Records from a dataset:
▽

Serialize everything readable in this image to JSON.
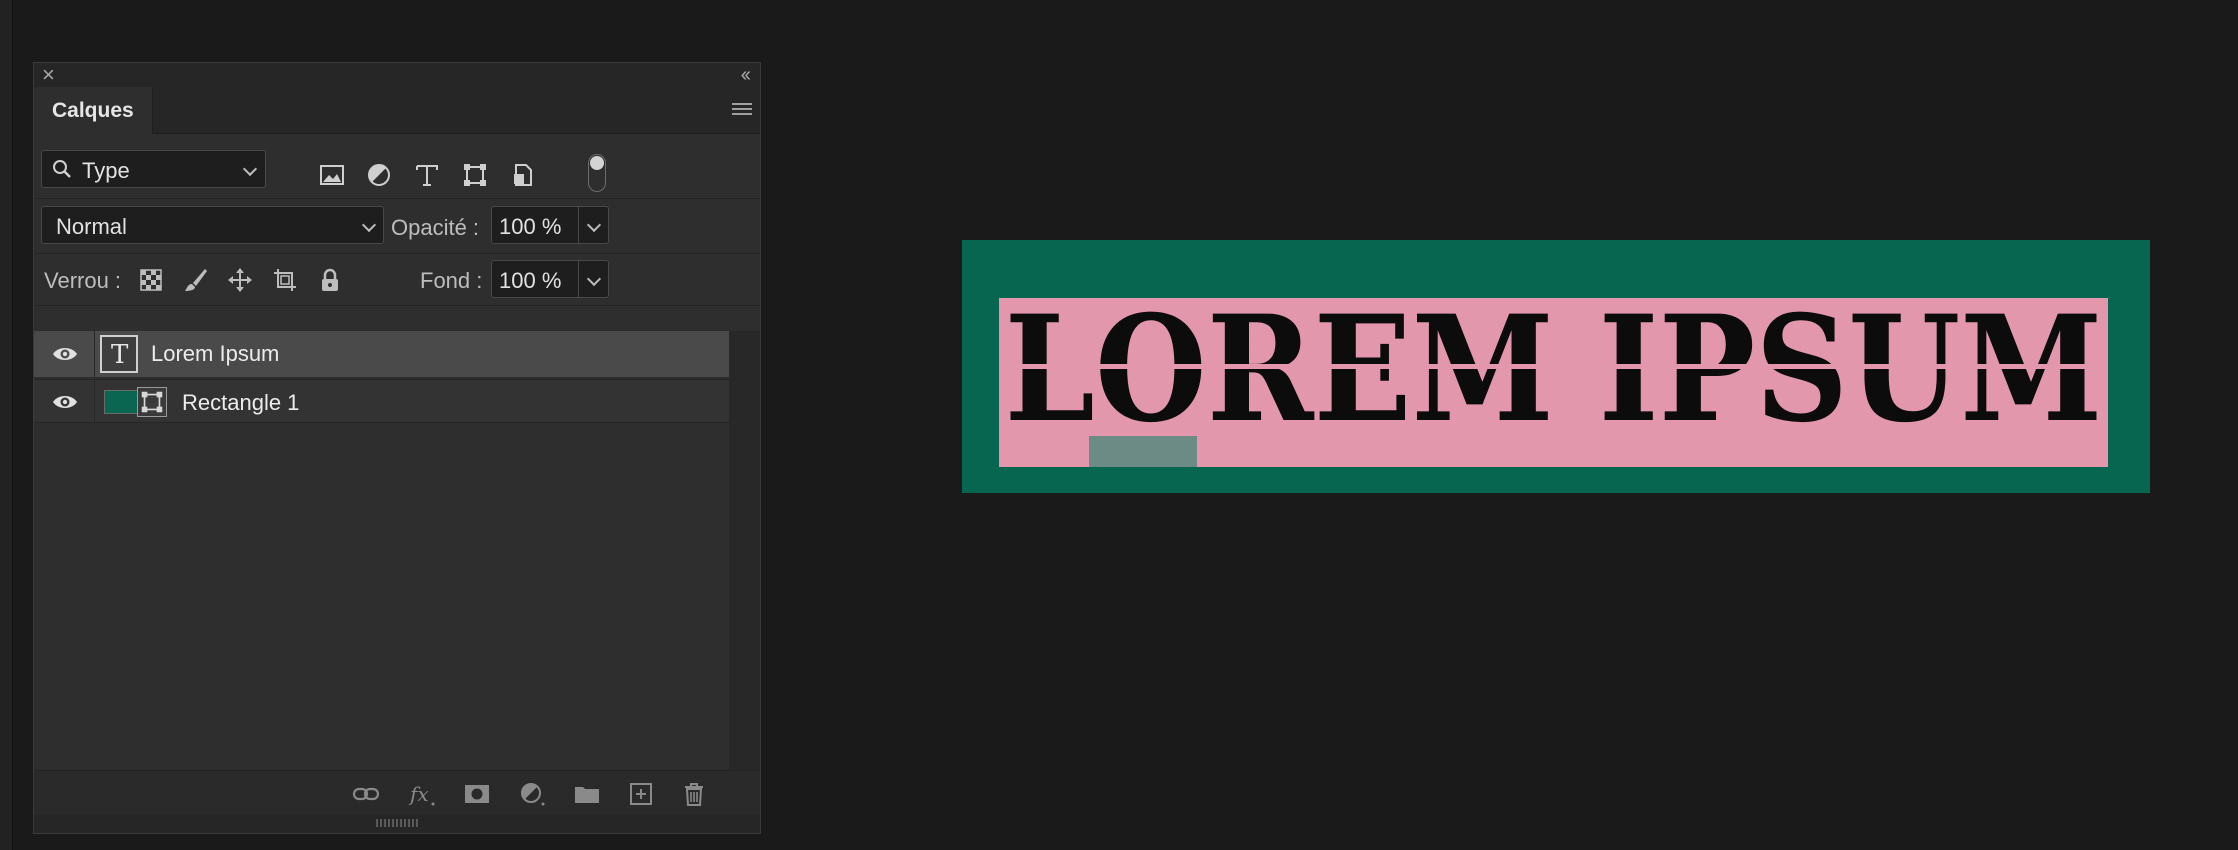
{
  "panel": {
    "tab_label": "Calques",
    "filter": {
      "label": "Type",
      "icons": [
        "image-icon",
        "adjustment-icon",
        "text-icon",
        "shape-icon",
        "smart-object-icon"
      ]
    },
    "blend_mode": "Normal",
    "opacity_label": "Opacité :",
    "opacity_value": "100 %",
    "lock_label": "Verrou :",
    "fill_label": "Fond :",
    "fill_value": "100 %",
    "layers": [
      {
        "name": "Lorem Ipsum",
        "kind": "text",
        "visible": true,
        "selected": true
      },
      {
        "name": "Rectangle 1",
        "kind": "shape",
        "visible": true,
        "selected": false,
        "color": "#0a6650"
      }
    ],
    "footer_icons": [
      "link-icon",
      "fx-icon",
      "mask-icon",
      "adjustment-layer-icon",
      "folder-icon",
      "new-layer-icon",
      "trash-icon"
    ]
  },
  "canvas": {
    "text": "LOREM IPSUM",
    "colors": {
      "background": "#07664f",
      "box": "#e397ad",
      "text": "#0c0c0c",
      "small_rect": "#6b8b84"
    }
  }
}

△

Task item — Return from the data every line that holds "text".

Output of the exercise —
        "text-icon",
        "kind": "text",
    "text": "LOREM IPSUM",
      "text": "#0c0c0c",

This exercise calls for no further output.